## RECORDS SHOWN
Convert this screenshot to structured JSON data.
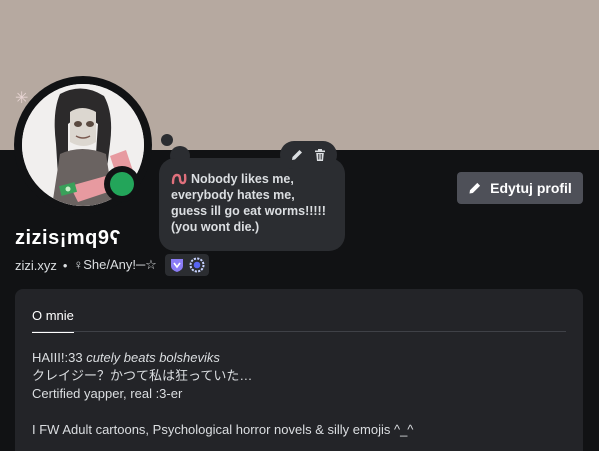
{
  "profile": {
    "display_name": "zizis¡mq9ʕ",
    "username": "zizi.xyz",
    "pronouns": "♀She/Any!─☆",
    "status": "online",
    "colors": {
      "banner": "#b6a9a0",
      "status_online": "#23a55a",
      "button": "#4e5058",
      "worm": "#e0707c"
    }
  },
  "custom_status": {
    "line1": "Nobody likes me,",
    "line2": "everybody hates me,",
    "line3": "guess ill go eat worms!!!!!",
    "line4": "(you wont die.)",
    "emoji_icon": "worm-icon"
  },
  "actions": {
    "edit_profile_label": "Edytuj profil",
    "edit_status_icon": "pencil-icon",
    "delete_status_icon": "trash-icon"
  },
  "about": {
    "tab_label": "O mnie",
    "line1_plain": "HAIII!:33 ",
    "line1_italic": "cutely beats bolsheviks",
    "line2": "クレイジー？かつて私は狂っていた…",
    "line3": "Certified yapper, real :3-er",
    "line4": "I FW Adult cartoons, Psychological horror novels & silly emojis ^_^"
  }
}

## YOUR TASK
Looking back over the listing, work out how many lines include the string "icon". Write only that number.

## EXPECTED ANSWER
3